TASK: Write the listing out again, exactly as it reads below.

_ _ _ _

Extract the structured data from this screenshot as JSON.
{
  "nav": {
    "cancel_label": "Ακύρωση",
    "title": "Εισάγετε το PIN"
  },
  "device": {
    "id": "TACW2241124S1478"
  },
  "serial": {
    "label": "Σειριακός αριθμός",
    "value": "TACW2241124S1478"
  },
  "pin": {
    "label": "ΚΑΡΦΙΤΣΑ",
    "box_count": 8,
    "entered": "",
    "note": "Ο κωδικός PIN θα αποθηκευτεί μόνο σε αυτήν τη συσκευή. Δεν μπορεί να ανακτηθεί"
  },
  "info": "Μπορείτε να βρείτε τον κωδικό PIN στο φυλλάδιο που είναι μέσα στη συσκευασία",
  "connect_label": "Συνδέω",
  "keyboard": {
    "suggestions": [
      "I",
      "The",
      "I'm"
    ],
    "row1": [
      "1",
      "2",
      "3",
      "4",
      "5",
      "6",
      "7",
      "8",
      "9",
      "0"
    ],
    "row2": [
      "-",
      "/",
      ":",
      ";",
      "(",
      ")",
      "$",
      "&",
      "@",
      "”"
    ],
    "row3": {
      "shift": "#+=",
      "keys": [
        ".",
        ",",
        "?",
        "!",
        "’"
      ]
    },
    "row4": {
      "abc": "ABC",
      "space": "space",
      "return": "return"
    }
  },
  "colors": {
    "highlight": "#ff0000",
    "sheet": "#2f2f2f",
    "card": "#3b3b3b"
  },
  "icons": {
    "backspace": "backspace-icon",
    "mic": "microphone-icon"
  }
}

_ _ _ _

COMPLETED EXERCISE:
Extract the structured data from this screenshot as JSON.
{
  "nav": {
    "cancel_label": "Ακύρωση",
    "title": "Εισάγετε το PIN"
  },
  "device": {
    "id": "TACW2241124S1478"
  },
  "serial": {
    "label": "Σειριακός αριθμός",
    "value": "TACW2241124S1478"
  },
  "pin": {
    "label": "ΚΑΡΦΙΤΣΑ",
    "box_count": 8,
    "entered": "",
    "note": "Ο κωδικός PIN θα αποθηκευτεί μόνο σε αυτήν τη συσκευή. Δεν μπορεί να ανακτηθεί"
  },
  "info": "Μπορείτε να βρείτε τον κωδικό PIN στο φυλλάδιο που είναι μέσα στη συσκευασία",
  "connect_label": "Συνδέω",
  "keyboard": {
    "suggestions": [
      "I",
      "The",
      "I'm"
    ],
    "row1": [
      "1",
      "2",
      "3",
      "4",
      "5",
      "6",
      "7",
      "8",
      "9",
      "0"
    ],
    "row2": [
      "-",
      "/",
      ":",
      ";",
      "(",
      ")",
      "$",
      "&",
      "@",
      "”"
    ],
    "row3": {
      "shift": "#+=",
      "keys": [
        ".",
        ",",
        "?",
        "!",
        "’"
      ]
    },
    "row4": {
      "abc": "ABC",
      "space": "space",
      "return": "return"
    }
  },
  "colors": {
    "highlight": "#ff0000",
    "sheet": "#2f2f2f",
    "card": "#3b3b3b"
  },
  "icons": {
    "backspace": "backspace-icon",
    "mic": "microphone-icon"
  }
}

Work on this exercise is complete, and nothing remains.